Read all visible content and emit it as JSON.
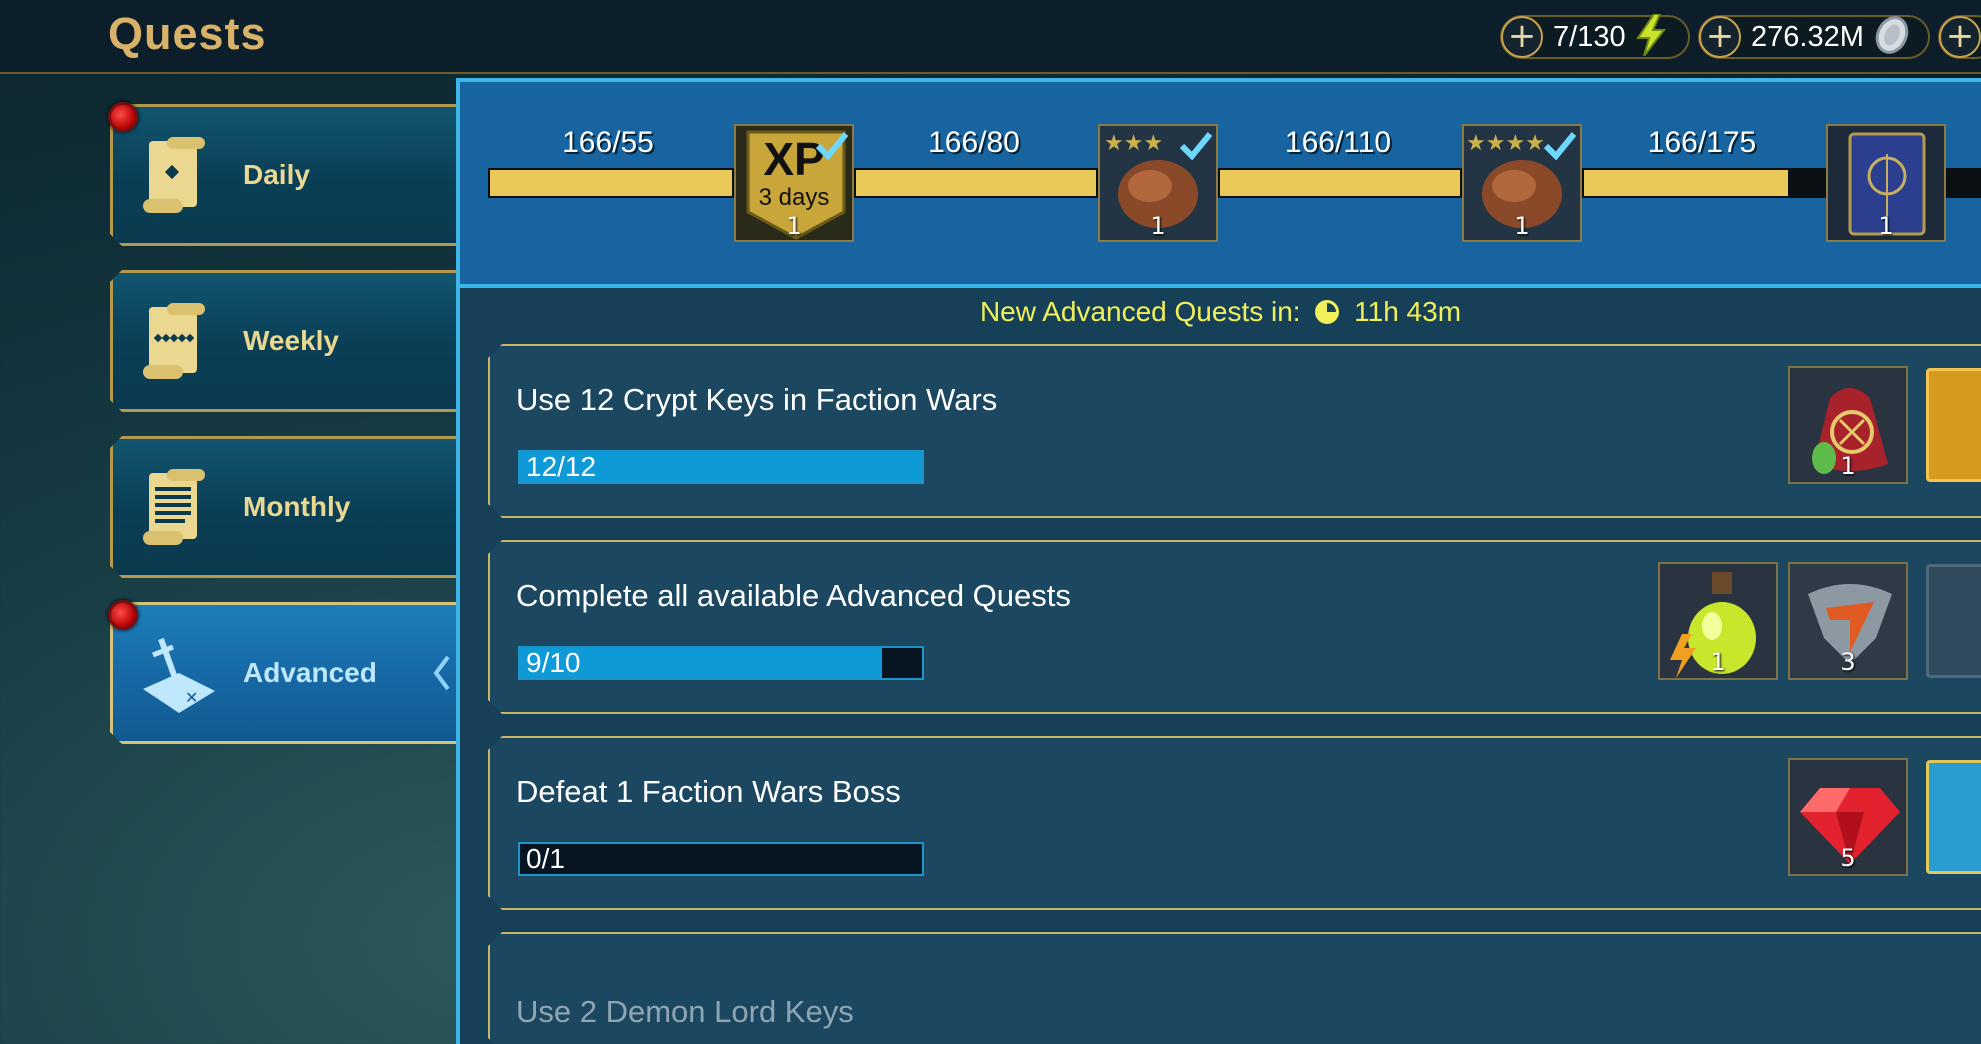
{
  "header": {
    "title": "Quests",
    "energy": "7/130",
    "silver": "276.32M",
    "plus_symbol": "+"
  },
  "sidebar": {
    "tabs": [
      {
        "label": "Daily",
        "icon": "scroll-icon",
        "notification": true,
        "active": false
      },
      {
        "label": "Weekly",
        "icon": "scroll-icon",
        "notification": false,
        "active": false
      },
      {
        "label": "Monthly",
        "icon": "scroll-icon",
        "notification": false,
        "active": false
      },
      {
        "label": "Advanced",
        "icon": "sword-map-icon",
        "notification": true,
        "active": true
      }
    ]
  },
  "milestones": [
    {
      "label": "166/55",
      "progress": 1.0,
      "reward": "xp-boost-icon",
      "reward_text": "XP",
      "reward_sub": "3 days",
      "qty": "1",
      "claimed": true
    },
    {
      "label": "166/80",
      "progress": 1.0,
      "reward": "chicken-3star-icon",
      "qty": "1",
      "claimed": true
    },
    {
      "label": "166/110",
      "progress": 1.0,
      "reward": "chicken-4star-icon",
      "qty": "1",
      "claimed": true
    },
    {
      "label": "166/175",
      "progress": 0.85,
      "reward": "tome-icon",
      "qty": "1",
      "claimed": false
    }
  ],
  "timer": {
    "label": "New Advanced Quests in:",
    "value": "11h 43m"
  },
  "quests": [
    {
      "title": "Use 12 Crypt Keys in Faction Wars",
      "progress_text": "12/12",
      "progress": 1.0,
      "rewards": [
        {
          "icon": "faction-bag-icon",
          "qty": "1"
        }
      ]
    },
    {
      "title": "Complete all available Advanced Quests",
      "progress_text": "9/10",
      "progress": 0.9,
      "rewards": [
        {
          "icon": "energy-potion-icon",
          "qty": "1"
        },
        {
          "icon": "arena-token-icon",
          "qty": "3"
        }
      ]
    },
    {
      "title": "Defeat 1 Faction Wars Boss",
      "progress_text": "0/1",
      "progress": 0.0,
      "rewards": [
        {
          "icon": "ruby-icon",
          "qty": "5"
        }
      ]
    },
    {
      "title": "Use 2 Demon Lord Keys"
    }
  ],
  "colors": {
    "accent_gold": "#d9b26a",
    "panel_blue": "#1864a0",
    "bar_yellow": "#e8c95a",
    "bar_blue": "#0e9ad7",
    "timer_yellow": "#f1f05a"
  }
}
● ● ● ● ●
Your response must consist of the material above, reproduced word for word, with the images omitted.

* PROBLEM SOLUTION *
Read all visible content and emit it as JSON.
{
  "header": {
    "title": "Quests",
    "energy": "7/130",
    "silver": "276.32M",
    "plus_symbol": "+"
  },
  "sidebar": {
    "tabs": [
      {
        "label": "Daily",
        "icon": "scroll-icon",
        "notification": true,
        "active": false
      },
      {
        "label": "Weekly",
        "icon": "scroll-icon",
        "notification": false,
        "active": false
      },
      {
        "label": "Monthly",
        "icon": "scroll-icon",
        "notification": false,
        "active": false
      },
      {
        "label": "Advanced",
        "icon": "sword-map-icon",
        "notification": true,
        "active": true
      }
    ]
  },
  "milestones": [
    {
      "label": "166/55",
      "progress": 1.0,
      "reward": "xp-boost-icon",
      "reward_text": "XP",
      "reward_sub": "3 days",
      "qty": "1",
      "claimed": true
    },
    {
      "label": "166/80",
      "progress": 1.0,
      "reward": "chicken-3star-icon",
      "qty": "1",
      "claimed": true
    },
    {
      "label": "166/110",
      "progress": 1.0,
      "reward": "chicken-4star-icon",
      "qty": "1",
      "claimed": true
    },
    {
      "label": "166/175",
      "progress": 0.85,
      "reward": "tome-icon",
      "qty": "1",
      "claimed": false
    }
  ],
  "timer": {
    "label": "New Advanced Quests in:",
    "value": "11h 43m"
  },
  "quests": [
    {
      "title": "Use 12 Crypt Keys in Faction Wars",
      "progress_text": "12/12",
      "progress": 1.0,
      "rewards": [
        {
          "icon": "faction-bag-icon",
          "qty": "1"
        }
      ]
    },
    {
      "title": "Complete all available Advanced Quests",
      "progress_text": "9/10",
      "progress": 0.9,
      "rewards": [
        {
          "icon": "energy-potion-icon",
          "qty": "1"
        },
        {
          "icon": "arena-token-icon",
          "qty": "3"
        }
      ]
    },
    {
      "title": "Defeat 1 Faction Wars Boss",
      "progress_text": "0/1",
      "progress": 0.0,
      "rewards": [
        {
          "icon": "ruby-icon",
          "qty": "5"
        }
      ]
    },
    {
      "title": "Use 2 Demon Lord Keys"
    }
  ],
  "colors": {
    "accent_gold": "#d9b26a",
    "panel_blue": "#1864a0",
    "bar_yellow": "#e8c95a",
    "bar_blue": "#0e9ad7",
    "timer_yellow": "#f1f05a"
  }
}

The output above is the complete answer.